Harm van den Dorpel @ Narrative Projects, Nov 10 – Dec 19

9 November 2015

Harm van den Dorpel‘s IOU solo exhibition is showing at London’s Narrative Projects, opening November 10 and running to December 19.

The Netherlands-born and Berlin-based artist’s show includes a press release that carries on a rather personal though politically relevant rundown of a history of free information becoming increasingly monetised and therefore restricted, from Trent Reznor’s obscure Ghosts series, released on Creative Commons, to Google’s cessation of RSS protocol, along with its step towards a “structured (semantic) web”.

The works on show at IOU will consist of large sheets of thermosensitive paper, applying the same principal of thermal paper receipts that use heat instead of ink for a printing method that will slowly disappear in what the press release calls, “a ghostly transaction timestamped in the supposedly perpetual blockchain, our only hope”.

See the Facebook event page for details. **

Harm van den Dorpel, 'Untitled' from the In Exile series (2013). Digital print on paper and glass, 105x105cm. Image courtesy the artist.
Harm van den Dorpel, ‘Untitled’ from the In Exile series (2013). Image courtesy the artist.
  share news item


13 May 2011

We had already shared it with you, but I Owe You is finally open, so we thought it would be a great opportunity to talk about this once again….

In essence IOU is a new clothing brand with a heavy social component. Their apparel is handmade & based on fabrics handwoven in India (you may think… bah, there’s 23453 fair-trade clothing brands, starting with Oxfam or even M&S!!), the innovative part is that they provide buyers  with the ability to trace the production process from finished goods right back to the weaver that hand-wove the fabric. But how?

Each item has a IOU code as well as a QR code that you can track on-line or with a mobile app (yep, they’ve also released an iPhone app and about to release an Android one). With this code you can unlock the story of the person behind your clothes… get to know exactly who wove their fabric and which artisan company assembled it. Not a bad idea right? Hopefully Gap, Zara, H&M will one day do the same…. right?

This way IOU is trying to build a link between buyer and manufacturer, trying to create an e-commerce social network  between these two worlds which up to now have always been so distant.

The fabric is made by hand in India, and the actual assembly of the items in Europe and for now they’re already shipping to most Western European countries as well as the U.S. & Canada. The clothes aren’t particularly cheap but they don’t seem overpriced neither. We’ll let you discover more & unveil the processes by visiting their website IOU Project.

You can also become an ambassador (meaning… sell & show the stuff to your friends) or as they call it “Trunk Show Host” and get their clothes for free as well as earn a commission. This is another strategy they’re using to spread the message. They’ve pretty much thought of everything these people!

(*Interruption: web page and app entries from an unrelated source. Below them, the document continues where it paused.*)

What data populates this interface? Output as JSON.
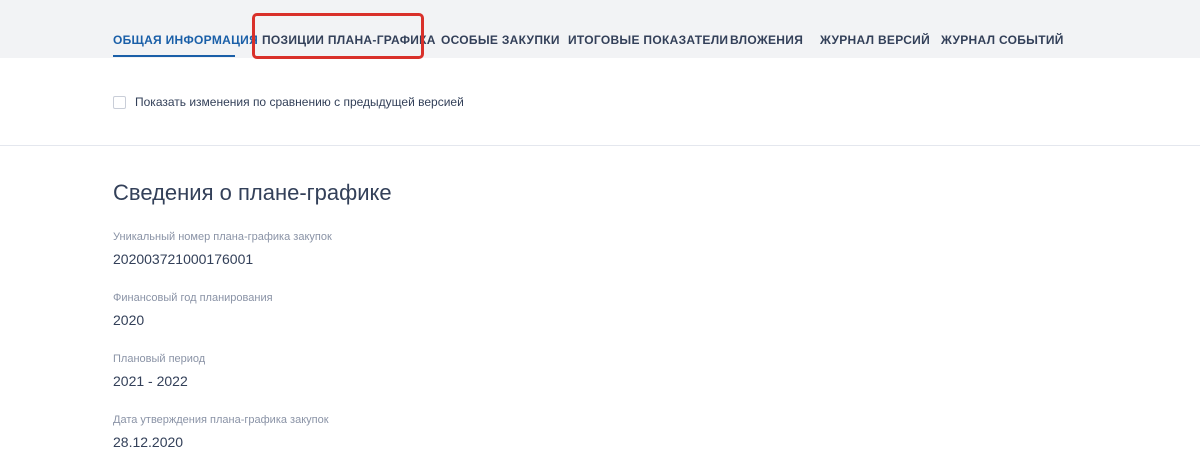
{
  "tabs": [
    {
      "label": "ОБЩАЯ ИНФОРМАЦИЯ",
      "active": true
    },
    {
      "label": "ПОЗИЦИИ ПЛАНА-ГРАФИКА",
      "highlighted": true
    },
    {
      "label": "ОСОБЫЕ ЗАКУПКИ"
    },
    {
      "label": "ИТОГОВЫЕ ПОКАЗАТЕЛИ"
    },
    {
      "label": "ВЛОЖЕНИЯ"
    },
    {
      "label": "ЖУРНАЛ ВЕРСИЙ"
    },
    {
      "label": "ЖУРНАЛ СОБЫТИЙ"
    }
  ],
  "compare_checkbox": {
    "label": "Показать изменения по сравнению с предыдущей версией",
    "checked": false
  },
  "section": {
    "title": "Сведения о плане-графике",
    "fields": [
      {
        "label": "Уникальный номер плана-графика закупок",
        "value": "202003721000176001"
      },
      {
        "label": "Финансовый год планирования",
        "value": "2020"
      },
      {
        "label": "Плановый период",
        "value": "2021 - 2022"
      },
      {
        "label": "Дата утверждения плана-графика закупок",
        "value": "28.12.2020"
      }
    ]
  },
  "colors": {
    "active_tab": "#1a5fa8",
    "highlight_border": "#d9302a",
    "tabbar_bg": "#f2f3f5",
    "text": "#334059",
    "muted": "#8a93a6"
  }
}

And behind the project we find Kavita Parmar, Iñigo Puente, Ricky Posner, Iñigo Manso, Alicia Malumbres & Carlos Hidalgo.

  share news item